» **Work instructions**
The answer must consist of every line in the data below that holds the word "User".

» **Data under study**
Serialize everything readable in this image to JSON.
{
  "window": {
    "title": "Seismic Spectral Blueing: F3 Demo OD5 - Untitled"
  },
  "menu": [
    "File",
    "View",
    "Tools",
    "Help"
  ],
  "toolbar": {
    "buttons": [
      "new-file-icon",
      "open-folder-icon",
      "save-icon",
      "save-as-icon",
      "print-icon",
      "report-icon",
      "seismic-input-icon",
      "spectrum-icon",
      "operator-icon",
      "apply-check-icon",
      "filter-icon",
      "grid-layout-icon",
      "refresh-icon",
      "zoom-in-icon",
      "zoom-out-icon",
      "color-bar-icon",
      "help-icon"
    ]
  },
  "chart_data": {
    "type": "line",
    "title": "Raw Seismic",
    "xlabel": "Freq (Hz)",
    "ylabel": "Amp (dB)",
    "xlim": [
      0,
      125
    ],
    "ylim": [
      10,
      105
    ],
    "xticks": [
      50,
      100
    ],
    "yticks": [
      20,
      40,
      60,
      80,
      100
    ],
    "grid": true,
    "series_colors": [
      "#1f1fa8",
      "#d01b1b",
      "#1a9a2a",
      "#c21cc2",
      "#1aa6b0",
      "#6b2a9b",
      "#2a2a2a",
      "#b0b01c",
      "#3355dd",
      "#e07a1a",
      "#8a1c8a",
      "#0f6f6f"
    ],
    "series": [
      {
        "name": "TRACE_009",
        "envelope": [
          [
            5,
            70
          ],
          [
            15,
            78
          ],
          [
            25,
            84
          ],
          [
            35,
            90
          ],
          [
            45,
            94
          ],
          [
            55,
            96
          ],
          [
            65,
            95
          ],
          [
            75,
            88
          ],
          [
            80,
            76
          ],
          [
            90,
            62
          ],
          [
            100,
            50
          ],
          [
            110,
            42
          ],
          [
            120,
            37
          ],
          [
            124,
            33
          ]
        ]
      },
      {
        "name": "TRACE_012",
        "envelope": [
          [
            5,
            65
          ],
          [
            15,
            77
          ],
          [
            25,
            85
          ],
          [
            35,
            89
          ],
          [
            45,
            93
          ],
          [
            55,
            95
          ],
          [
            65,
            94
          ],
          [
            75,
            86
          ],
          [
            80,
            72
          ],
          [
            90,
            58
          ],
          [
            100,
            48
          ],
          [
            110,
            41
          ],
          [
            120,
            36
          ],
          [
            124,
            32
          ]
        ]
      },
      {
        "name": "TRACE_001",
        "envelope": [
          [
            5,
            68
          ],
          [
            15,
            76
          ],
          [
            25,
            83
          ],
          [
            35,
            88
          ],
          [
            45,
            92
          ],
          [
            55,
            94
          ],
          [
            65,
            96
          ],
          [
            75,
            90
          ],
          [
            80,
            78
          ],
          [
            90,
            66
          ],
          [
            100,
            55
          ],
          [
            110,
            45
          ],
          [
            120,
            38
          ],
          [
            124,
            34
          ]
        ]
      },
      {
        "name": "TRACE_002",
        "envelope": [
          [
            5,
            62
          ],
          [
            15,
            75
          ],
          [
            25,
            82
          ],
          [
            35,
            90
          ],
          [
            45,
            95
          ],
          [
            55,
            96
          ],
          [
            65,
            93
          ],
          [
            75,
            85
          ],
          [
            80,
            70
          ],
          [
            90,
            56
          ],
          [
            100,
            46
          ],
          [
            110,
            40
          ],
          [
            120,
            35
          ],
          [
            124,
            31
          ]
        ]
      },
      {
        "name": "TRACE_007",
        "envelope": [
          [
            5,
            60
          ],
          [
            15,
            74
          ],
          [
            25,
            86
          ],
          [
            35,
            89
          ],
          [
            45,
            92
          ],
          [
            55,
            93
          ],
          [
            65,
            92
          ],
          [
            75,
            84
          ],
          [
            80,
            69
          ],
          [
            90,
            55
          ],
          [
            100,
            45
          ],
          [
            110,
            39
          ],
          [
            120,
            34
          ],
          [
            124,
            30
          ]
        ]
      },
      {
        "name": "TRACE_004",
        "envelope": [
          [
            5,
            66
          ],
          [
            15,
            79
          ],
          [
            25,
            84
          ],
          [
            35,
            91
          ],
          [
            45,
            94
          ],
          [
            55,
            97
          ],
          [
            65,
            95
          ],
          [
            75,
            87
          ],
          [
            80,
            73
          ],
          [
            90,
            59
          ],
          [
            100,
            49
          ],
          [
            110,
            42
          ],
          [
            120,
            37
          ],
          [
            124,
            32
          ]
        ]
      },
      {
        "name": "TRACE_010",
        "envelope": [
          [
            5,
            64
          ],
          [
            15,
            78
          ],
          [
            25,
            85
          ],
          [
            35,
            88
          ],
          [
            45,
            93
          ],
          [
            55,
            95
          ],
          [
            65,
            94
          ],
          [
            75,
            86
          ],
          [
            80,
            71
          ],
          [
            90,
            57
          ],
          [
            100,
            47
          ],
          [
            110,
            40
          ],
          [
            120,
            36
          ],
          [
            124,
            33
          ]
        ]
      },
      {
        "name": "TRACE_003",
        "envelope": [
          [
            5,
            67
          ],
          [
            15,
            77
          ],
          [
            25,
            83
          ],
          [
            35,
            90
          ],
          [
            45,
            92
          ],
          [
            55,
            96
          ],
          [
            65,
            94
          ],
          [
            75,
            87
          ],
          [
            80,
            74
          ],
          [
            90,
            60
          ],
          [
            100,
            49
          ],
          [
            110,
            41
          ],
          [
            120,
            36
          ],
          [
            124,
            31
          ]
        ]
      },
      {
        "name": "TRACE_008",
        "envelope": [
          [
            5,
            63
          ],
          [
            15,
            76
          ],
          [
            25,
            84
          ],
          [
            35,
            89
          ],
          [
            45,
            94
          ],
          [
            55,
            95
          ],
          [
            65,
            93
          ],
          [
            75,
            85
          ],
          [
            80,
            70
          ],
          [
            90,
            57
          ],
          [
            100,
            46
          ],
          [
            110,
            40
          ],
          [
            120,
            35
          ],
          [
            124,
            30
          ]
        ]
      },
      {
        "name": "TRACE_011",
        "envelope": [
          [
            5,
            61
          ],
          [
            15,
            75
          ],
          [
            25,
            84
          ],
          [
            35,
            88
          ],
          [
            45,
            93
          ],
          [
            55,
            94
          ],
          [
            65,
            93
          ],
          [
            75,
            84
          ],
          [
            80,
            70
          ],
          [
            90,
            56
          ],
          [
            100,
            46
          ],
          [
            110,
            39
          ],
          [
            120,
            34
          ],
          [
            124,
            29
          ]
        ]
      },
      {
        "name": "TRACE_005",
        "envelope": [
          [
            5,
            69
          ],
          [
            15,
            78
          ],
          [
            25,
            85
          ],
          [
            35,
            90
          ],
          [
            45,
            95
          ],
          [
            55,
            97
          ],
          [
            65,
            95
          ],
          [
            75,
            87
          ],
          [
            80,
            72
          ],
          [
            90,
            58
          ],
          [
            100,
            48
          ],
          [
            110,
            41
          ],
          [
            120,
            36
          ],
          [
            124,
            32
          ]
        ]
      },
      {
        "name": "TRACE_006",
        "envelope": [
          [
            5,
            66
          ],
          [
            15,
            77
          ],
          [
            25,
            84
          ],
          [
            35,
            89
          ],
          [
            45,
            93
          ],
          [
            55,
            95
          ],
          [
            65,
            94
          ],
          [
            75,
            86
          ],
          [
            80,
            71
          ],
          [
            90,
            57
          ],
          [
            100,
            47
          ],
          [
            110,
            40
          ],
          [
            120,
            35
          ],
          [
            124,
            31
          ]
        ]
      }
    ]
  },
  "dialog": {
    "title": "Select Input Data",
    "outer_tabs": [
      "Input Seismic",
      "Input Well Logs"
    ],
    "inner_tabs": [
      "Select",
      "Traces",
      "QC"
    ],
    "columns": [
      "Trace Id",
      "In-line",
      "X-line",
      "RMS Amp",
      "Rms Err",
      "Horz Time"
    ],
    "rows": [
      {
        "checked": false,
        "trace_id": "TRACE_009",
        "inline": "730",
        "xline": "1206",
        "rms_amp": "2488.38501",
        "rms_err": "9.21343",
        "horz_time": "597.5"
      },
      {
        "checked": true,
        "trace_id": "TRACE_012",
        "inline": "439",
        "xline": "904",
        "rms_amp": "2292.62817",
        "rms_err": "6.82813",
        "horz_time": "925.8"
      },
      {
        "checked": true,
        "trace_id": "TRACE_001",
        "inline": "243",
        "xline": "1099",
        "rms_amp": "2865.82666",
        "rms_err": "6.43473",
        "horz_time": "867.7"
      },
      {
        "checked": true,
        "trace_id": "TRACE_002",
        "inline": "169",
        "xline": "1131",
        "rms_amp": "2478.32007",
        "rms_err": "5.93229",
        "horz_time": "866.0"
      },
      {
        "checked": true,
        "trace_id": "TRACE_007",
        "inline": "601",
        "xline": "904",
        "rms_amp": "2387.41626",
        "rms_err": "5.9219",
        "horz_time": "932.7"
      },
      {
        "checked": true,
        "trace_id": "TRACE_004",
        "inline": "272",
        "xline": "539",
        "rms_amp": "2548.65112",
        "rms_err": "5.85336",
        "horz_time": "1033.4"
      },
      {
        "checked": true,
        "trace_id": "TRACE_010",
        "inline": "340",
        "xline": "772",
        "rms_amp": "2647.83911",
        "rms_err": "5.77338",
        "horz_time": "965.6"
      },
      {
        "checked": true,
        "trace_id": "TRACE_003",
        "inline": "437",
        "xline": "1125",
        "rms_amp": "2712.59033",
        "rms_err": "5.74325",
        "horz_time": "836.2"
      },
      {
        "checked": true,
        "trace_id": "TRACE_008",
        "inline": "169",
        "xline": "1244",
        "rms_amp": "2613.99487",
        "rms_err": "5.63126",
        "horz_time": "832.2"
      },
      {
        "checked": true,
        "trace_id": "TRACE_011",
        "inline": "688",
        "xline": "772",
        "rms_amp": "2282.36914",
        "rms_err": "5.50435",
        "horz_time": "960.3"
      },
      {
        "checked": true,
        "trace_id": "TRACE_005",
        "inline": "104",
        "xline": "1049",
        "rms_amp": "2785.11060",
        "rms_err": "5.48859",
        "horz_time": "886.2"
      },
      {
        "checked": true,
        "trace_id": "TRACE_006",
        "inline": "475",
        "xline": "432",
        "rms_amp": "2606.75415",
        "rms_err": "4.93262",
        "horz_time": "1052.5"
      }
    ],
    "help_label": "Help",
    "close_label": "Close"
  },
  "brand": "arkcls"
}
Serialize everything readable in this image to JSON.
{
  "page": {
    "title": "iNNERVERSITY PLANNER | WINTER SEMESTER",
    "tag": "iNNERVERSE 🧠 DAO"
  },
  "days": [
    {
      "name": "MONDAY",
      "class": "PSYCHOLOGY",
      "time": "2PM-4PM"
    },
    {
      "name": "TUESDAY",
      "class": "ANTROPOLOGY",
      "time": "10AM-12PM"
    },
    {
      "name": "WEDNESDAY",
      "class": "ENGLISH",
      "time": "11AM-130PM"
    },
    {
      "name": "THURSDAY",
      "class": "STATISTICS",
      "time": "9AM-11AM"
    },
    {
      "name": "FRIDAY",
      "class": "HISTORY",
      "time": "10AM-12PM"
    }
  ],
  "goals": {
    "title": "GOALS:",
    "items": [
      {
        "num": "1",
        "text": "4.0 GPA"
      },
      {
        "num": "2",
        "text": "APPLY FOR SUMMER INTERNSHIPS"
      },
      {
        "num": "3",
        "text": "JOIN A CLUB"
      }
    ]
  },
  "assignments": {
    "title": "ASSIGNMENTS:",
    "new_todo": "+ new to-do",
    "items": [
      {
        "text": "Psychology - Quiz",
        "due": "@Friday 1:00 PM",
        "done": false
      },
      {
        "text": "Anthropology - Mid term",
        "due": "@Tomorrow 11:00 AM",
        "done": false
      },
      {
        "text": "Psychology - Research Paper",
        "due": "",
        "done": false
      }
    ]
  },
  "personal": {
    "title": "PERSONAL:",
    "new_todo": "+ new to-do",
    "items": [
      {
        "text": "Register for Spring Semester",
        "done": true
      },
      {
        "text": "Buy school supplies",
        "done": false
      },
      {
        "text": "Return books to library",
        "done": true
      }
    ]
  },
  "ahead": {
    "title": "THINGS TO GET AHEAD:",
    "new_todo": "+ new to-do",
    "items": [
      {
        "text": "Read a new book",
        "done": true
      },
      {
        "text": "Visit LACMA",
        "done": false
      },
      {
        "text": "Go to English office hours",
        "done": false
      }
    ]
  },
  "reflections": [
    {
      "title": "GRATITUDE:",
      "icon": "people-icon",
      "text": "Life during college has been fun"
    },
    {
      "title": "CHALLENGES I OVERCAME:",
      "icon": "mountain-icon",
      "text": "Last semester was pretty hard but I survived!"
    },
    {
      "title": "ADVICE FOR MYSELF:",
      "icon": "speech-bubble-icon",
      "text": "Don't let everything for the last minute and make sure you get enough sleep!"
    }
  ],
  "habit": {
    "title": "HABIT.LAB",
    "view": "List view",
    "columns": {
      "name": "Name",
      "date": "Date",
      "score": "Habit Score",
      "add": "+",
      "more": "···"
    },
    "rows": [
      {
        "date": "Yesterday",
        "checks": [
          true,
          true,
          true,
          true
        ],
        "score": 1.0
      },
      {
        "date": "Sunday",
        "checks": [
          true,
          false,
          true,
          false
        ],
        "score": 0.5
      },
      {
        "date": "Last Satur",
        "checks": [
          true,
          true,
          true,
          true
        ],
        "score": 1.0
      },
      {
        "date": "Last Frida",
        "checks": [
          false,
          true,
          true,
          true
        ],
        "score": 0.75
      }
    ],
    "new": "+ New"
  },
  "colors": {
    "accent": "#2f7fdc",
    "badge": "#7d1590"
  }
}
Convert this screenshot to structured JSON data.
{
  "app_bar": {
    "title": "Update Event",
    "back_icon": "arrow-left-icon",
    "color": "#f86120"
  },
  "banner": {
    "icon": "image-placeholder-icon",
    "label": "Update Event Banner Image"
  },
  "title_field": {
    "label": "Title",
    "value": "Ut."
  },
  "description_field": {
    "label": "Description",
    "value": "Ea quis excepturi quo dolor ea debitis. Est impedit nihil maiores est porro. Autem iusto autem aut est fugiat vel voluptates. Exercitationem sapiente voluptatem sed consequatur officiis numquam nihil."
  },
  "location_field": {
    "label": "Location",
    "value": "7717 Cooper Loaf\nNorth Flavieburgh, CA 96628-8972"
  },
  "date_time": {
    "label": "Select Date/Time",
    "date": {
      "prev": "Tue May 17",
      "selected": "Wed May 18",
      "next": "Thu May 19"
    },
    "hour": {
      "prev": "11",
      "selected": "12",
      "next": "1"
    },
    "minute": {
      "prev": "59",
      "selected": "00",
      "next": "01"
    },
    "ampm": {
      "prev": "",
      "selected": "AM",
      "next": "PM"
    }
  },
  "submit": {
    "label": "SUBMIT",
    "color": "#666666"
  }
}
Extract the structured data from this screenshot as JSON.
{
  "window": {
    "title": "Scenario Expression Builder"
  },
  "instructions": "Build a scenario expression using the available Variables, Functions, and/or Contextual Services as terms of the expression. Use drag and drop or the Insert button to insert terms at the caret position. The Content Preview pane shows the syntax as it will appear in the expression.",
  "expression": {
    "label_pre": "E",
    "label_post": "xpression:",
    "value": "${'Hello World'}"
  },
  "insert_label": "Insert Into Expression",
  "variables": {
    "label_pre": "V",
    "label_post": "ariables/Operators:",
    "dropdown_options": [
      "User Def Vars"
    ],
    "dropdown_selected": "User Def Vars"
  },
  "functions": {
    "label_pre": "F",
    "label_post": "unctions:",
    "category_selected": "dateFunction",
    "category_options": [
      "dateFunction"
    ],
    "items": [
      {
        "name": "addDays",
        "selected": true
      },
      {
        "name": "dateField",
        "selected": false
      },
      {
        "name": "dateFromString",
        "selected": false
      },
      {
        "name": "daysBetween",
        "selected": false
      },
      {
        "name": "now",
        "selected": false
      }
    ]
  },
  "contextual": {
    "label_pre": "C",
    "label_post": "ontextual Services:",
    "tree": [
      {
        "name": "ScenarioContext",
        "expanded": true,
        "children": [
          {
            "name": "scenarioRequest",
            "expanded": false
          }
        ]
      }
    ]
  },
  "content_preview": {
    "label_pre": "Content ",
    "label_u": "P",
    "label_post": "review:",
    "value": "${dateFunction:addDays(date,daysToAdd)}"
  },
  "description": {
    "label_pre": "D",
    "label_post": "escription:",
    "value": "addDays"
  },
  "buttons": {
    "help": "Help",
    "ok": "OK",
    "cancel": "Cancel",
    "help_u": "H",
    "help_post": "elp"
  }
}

» **Written response**
      "User Def Vars"
    "dropdown_selected": "User Def Vars"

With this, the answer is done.